LLOYD'S REGISTER OF BRITISH AND FOREIGN SHIPPING, No. 2, WHITE LION COURT, CORNHILL., was estabfished in the year 1834. Its object was to obtain a knowledge of the condition of the mercantile shipping, by means of careful surveys to be made by competent surveyors, and thus to secure an accurate classification according to the real and intrinsic worth of the ship. The affairs of the Society which instituted this book are managed by a committee consisting of twenty-four members, namely, eight merchants, eight shipowners, and eight underwriters. Six members (two of each of the description just mentioned) retire annually, but are eligible to be re-elected. The right of election rests equally with the committee for Lloyd's, and the committee of the General Shipowners' Society. Hence it is obvious that the committee, so constituted, is an independent body, and does not form part of "Lloyd's, although it is too generally considered that it does. About the year 1760, at a time when no registry existed, and when mercantile shipping was comparatively small, some individuals deemed it desirable to set about such a classification as would afford the underwriters, and others interested, accurate information regardng that important branch of property. The book then originated, at a time when the very name of "Lloyd's was hardly known beyond the precincts of Lombard-street, went on for several years, until about 1798, when the arbitrary and overbearing conduct of some of its conductors gave such cause for dissatisfaction, that a second book was set up. This was obviously started by and for the benefit of ship-owners, but like its progenitor, owing its origin to a few individuals, it was equally devoid of the sanction of public authority.
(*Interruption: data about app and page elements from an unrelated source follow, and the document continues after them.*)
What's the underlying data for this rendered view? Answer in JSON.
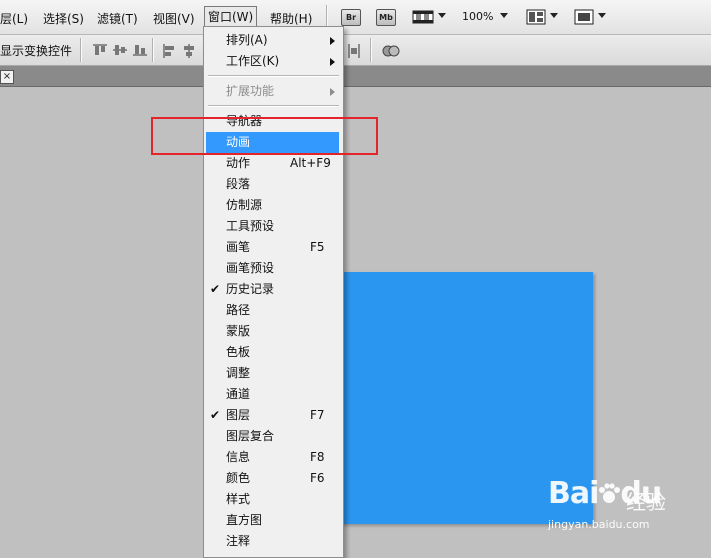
{
  "menubar": {
    "items": [
      "层(L)",
      "选择(S)",
      "滤镜(T)",
      "视图(V)",
      "窗口(W)",
      "帮助(H)"
    ],
    "bridge_label": "Br",
    "minibridge_label": "Mb",
    "zoom": "100%"
  },
  "options_bar": {
    "show_transform_controls": "显示变换控件"
  },
  "tab": {
    "close_glyph": "×"
  },
  "window_menu": {
    "items": [
      {
        "label": "排列(A)",
        "submenu": true
      },
      {
        "label": "工作区(K)",
        "submenu": true
      },
      {
        "label": "扩展功能",
        "submenu": true,
        "disabled": true
      },
      {
        "label": "导航器"
      },
      {
        "label": "动画",
        "highlighted": true
      },
      {
        "label": "动作",
        "shortcut": "Alt+F9"
      },
      {
        "label": "段落"
      },
      {
        "label": "仿制源"
      },
      {
        "label": "工具预设"
      },
      {
        "label": "画笔",
        "shortcut": "F5"
      },
      {
        "label": "画笔预设"
      },
      {
        "label": "历史记录",
        "checked": true
      },
      {
        "label": "路径"
      },
      {
        "label": "蒙版"
      },
      {
        "label": "色板"
      },
      {
        "label": "调整"
      },
      {
        "label": "通道"
      },
      {
        "label": "图层",
        "shortcut": "F7",
        "checked": true
      },
      {
        "label": "图层复合"
      },
      {
        "label": "信息",
        "shortcut": "F8"
      },
      {
        "label": "颜色",
        "shortcut": "F6"
      },
      {
        "label": "样式"
      },
      {
        "label": "直方图"
      },
      {
        "label": "注释"
      }
    ],
    "check_glyph": "✔"
  },
  "colors": {
    "highlight": "#3399ff",
    "document_fill": "#2b96ef",
    "callout": "#e3242b"
  },
  "watermark": {
    "brand": "Bai",
    "brand_suffix": "du",
    "word": "经验",
    "url": "jingyan.baidu.com"
  }
}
The whole system having, however, at length been denounced as an utter failure, the mercantile community, about the year 1824, united in an endeavour to introduce an improved system of classification, founded on the principle of intrinsic merit, and thereby making the real efficiency of the ship the basis of the character to be given her. The feeling which then generally prevailed was strongly expressed in a resolution passed at that time to the following effect, "That the existing system of classing shipping in the Books at Lloyd's operates injuriously towards the ship-owner, tends to mislead the skipper and underwriter, (in numerous instances), encourages the building of inferior ships, and prevents essential repairs, whereby tIme efficiency and reputation of the mercantile marine is materially affected, to the prejudice of all the parties concerned. These were the grievances to be removed, and for which purpose, after several important meetings had been held, the present society was successfully established in the year 1834. The characters of ships, as given in the register-book, and annually printed for the use of subscribers, are ascertained by careful and minute surveys being held upon them by disinterested and well-paid officers, upon whose reports (which are open to the inspection of all parties interested in the propet.ty) the characters to which they are entitled are justly and impartially assigned.

Peter Cunningham, Hand-Book of London, 1850